        Use of items
        Between game n tv run about 10 hrs if that.
        Fan 8 hours
        Lites when necessary
        Camera 15 hrs
        My area is Calif.
        South peak hours 5.2 but have min 12 of sun lite

        • Avatar
          Kyle Browning June 6, 2022 at 6:31 pm

          Hi Kenny,

          So as it stands you want to run the following:

          Flat Screen TV: 100 watts (10 hours) – 1000 Wh
          Xbox: 170 watts (10 hours) – 1700 Wh
          Fan: 30 watts (8 hours) – 240 Wh
          Fridge: 50 watts (24 hours) – 1200 Wh
          LED Lights: 10 watts (5 hours) – 50 Wh
          Security Camera: 15 watts (15 hours) – 225 Wh

          Total watt hours usage per day: 4415 Wh
          Total watt hours usage per month: 132 kWh.

          Now we can use the formula provided: 132 (energy usage) / 156 (peak sun hours) = 0.846 x 1000 = 846 watts.

          This means you would need an 846-watt solar system to offset your energy usage.

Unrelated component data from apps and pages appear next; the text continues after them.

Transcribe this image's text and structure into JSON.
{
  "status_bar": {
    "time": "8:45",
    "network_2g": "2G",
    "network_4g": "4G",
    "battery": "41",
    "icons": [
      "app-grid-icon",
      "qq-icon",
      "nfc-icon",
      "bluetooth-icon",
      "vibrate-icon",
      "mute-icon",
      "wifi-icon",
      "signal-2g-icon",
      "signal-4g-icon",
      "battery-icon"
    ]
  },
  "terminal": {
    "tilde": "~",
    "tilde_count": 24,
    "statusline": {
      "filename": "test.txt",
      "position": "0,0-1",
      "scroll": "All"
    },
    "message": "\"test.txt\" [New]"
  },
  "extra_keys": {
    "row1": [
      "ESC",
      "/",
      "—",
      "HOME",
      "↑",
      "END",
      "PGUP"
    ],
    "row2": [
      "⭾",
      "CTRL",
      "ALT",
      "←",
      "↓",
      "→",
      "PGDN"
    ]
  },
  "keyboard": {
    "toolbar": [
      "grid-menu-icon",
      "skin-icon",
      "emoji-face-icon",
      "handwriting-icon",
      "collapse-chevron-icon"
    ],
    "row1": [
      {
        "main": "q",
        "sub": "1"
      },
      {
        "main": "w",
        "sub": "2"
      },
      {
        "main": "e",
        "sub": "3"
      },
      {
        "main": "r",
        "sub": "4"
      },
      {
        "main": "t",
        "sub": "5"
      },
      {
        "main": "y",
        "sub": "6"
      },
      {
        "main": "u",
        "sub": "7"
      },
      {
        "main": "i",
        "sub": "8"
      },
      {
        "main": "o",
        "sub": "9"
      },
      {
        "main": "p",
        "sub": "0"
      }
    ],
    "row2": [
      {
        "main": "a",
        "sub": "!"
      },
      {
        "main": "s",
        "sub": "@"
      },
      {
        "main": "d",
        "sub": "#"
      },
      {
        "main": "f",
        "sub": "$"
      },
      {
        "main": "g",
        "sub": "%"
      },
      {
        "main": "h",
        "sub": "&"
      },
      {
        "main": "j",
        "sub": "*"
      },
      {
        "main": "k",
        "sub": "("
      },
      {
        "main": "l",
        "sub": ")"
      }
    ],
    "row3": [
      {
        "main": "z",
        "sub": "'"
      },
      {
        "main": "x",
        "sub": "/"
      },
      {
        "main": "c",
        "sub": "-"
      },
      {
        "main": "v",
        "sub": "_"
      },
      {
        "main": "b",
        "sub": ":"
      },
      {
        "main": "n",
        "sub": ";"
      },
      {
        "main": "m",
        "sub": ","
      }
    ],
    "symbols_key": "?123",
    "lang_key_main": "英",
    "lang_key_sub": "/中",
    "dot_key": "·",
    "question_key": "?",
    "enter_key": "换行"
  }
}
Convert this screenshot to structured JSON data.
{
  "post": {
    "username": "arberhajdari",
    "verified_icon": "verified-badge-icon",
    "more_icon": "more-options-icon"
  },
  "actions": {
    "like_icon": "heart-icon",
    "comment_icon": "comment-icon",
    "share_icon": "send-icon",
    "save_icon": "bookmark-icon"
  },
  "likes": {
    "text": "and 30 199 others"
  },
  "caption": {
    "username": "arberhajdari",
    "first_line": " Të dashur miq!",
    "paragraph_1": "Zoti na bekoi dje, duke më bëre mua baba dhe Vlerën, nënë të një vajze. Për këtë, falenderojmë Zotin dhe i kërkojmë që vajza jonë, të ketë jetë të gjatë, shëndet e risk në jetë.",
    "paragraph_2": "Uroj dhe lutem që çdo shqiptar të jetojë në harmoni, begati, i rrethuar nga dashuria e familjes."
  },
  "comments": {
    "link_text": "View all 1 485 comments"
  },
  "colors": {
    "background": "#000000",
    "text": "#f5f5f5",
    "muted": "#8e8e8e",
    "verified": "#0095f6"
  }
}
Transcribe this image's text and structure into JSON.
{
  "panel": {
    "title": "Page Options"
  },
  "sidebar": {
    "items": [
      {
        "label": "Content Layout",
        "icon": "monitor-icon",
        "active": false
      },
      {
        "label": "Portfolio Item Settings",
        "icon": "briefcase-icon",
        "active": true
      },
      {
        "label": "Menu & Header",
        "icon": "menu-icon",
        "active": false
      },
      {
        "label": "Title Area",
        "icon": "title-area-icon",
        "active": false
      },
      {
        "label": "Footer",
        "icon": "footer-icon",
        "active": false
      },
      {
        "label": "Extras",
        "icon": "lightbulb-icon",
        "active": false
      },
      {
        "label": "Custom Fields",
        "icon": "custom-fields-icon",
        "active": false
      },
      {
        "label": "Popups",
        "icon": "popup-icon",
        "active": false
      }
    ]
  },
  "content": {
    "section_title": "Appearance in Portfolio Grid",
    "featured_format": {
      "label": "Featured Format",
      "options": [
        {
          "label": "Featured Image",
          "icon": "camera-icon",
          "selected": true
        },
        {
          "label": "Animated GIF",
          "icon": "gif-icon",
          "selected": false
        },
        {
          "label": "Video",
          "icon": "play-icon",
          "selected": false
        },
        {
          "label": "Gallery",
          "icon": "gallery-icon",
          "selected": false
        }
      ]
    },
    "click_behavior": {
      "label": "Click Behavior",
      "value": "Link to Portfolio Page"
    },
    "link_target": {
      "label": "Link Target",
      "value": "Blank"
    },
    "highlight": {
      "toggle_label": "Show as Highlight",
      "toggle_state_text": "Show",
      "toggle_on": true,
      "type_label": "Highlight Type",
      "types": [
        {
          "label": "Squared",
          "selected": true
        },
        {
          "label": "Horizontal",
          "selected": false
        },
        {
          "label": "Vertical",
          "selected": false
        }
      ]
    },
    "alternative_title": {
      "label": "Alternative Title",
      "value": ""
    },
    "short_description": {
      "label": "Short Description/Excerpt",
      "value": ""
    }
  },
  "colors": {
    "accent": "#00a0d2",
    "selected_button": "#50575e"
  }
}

          Please note, that this is a very rough calculation. other considerations such as inefficiencies have not been taken into consideration. Also, I have calculated your watt hour usage roughly based on the limited information you provided me.

          I hope this helps.

  3. Avatar
    kenny Gardner June 6, 2022 at 6:39 pm

    Yes it helps alot I thank you very much at least I now have a number to run with in order to by a solar kit. Thank you again for yr time n help. Have a great day

  4. Hey there so I have a pull behind camper. Only going to be using solar to charge a phone or two, a mini fridge and a fan or two. The camper is roughly 20’. I’ll only ever have the mini fridge constantly running. Not sure how big of a solar panel I’ll need. Thank you in advance.

  5. We are prewired for ZAMP and have been advised that battery needs to be at 70% or more to charge. Is this the case with all solar and why. Thanks for any info on this.

    • Hi David, thanks for reaching out. This all depends on which type of battery you buy. Different battery technologies have different DoD’s.

      I would recommend checking out some of our other dedicated articles on batteries. We have quite a lot of information on the subject.

      You can find those articles here: